**EXERCISE**
Among the entries below, find the lines with the word "name" and return them.

Recorded data:
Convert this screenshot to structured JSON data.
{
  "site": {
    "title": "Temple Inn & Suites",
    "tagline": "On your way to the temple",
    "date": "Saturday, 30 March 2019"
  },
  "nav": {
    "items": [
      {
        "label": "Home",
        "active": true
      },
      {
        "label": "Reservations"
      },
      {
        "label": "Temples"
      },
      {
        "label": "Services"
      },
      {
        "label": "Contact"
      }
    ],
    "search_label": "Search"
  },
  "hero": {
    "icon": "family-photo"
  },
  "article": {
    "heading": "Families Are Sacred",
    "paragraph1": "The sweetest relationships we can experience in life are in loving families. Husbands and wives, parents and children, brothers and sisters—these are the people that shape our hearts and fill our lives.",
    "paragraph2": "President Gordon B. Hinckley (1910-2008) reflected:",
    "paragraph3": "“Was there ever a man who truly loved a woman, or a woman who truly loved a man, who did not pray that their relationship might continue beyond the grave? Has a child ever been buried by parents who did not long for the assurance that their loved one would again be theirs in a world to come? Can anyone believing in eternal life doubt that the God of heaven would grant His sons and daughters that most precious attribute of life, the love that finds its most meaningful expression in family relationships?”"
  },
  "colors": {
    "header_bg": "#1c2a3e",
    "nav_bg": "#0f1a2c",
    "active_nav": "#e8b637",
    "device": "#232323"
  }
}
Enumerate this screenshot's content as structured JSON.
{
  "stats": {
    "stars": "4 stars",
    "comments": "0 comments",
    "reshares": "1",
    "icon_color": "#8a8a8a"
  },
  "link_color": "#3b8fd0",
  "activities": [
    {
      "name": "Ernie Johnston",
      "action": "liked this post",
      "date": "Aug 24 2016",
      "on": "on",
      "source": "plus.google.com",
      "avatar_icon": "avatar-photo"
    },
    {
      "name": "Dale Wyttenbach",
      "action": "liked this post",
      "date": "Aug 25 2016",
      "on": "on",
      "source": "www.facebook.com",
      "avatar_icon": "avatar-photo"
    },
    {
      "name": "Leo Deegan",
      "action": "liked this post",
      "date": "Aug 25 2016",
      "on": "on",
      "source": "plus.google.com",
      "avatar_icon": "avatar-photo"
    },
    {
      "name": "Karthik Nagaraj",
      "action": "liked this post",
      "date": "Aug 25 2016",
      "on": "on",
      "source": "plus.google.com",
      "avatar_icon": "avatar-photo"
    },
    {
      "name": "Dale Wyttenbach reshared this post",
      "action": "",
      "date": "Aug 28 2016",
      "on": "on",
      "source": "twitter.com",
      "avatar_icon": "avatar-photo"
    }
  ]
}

**OUTPUT**
      "name": "Ernie Johnston",
      "name": "Dale Wyttenbach",
      "name": "Leo Deegan",
      "name": "Karthik Nagaraj",
      "name": "Dale Wyttenbach reshared this post",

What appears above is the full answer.